That's about it training wise for now. The first race is coming up pretty soon. I'm not sharp at all, but it should be a good experience and lots of fun. The race is on September 21st in Providence, RI. It's the US road 5k champs.
Good job to the HS kids. 3 for 3 in winning meets as a team, and ranked 2nd in the state. What a way to start the season!
Life besides running has been good. I watch way too many movies, so if anyone has any suggestions, go for it. We've also almost finished watching every episode of the office (we've been hitting about 4 a night, with one day where we were without internet and watched the entire season 2). Naps are another highlight of the day. Along with eating.
To keep my mind stimulated I'm reading a 400pg Physiology textbook that is specific to running. It helps keep my mind sharp.
Besides that, not much else goes on. Me and Jeff went to a pool party in LA, which was a nice change of pace. Jeff's friend from HS was a competitive swimmer training out here, so we got to meet some new people, escape the confines of our place for a couple hours and have a bit of fun. It was interesting hearing some of the swimmer's take on issues that we deal with in both sports. Drugs was a nice topic, but I appreciated hearing that they suffer from the same dread of sitting in a hotel room all day during meets. It takes skill to be able to master doing nothing and still being sane.
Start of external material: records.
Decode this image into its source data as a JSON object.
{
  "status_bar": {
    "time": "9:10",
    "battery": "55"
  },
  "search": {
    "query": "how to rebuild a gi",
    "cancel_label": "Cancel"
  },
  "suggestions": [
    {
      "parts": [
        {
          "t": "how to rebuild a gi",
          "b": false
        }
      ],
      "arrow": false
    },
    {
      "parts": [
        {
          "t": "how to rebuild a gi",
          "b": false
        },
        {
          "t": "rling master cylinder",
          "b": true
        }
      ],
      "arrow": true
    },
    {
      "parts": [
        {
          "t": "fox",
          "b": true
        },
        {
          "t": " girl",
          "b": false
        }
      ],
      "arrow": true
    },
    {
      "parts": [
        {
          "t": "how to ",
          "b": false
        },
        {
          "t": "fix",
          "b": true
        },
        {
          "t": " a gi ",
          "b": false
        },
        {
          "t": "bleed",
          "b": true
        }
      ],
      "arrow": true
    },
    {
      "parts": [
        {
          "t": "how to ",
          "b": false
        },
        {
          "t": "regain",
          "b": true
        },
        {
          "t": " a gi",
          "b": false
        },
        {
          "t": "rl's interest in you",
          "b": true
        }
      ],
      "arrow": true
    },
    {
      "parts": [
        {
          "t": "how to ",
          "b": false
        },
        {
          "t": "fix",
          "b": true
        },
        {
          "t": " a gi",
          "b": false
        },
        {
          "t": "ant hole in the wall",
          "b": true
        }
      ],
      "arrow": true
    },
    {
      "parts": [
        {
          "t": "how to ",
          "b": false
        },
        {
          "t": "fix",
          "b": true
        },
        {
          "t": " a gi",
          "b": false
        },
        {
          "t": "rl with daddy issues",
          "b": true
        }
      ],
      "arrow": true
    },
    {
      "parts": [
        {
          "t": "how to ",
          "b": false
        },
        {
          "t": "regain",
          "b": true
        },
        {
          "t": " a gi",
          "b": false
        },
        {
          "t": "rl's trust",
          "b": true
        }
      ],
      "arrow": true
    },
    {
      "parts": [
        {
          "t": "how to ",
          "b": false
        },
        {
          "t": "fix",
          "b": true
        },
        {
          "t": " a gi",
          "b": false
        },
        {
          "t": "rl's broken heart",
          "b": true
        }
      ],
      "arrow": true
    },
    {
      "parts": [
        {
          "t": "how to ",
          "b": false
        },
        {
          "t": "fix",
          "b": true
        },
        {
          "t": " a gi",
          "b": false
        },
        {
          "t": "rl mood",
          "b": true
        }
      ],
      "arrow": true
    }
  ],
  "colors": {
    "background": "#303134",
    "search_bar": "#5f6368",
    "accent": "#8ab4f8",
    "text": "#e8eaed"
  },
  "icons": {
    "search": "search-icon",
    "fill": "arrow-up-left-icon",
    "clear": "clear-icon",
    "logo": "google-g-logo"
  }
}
We also met a swimmer who just barely missed going to the Olympics (4th at the trials). It was kind of sad to hear her take on the whole thing. Just makes you realize how much we all sacrifice and put into it for one shot every 4 years. At least at the end of the day though, you can look back and say you gave it a shot and tried to maximize your potential.
That leads me to a quote I saw the other day from former Olympian, a gymnast, Steve McCain:
“Gymnastics is like any Olympic sport. It’s once every four years, and you can train those four years and then go out on the first event and fall flat on your face. You can. It’s part of the game,” he said. “So you have to accept the rules of the game, and you have to be responsible. You have to be responsible for your successes and your failures, the teams you make and the teams you don’t make. You can’t make excuses for any of this.
“Ultimately, it would behoove you to appreciate that you had something that motivated you enough to find out what you were made of and inspired you to have these great moments. Take responsibility and be proud you had something that drove you to be exceptional, and as long as you have those two things, you can walk away from any competition with your head held high.”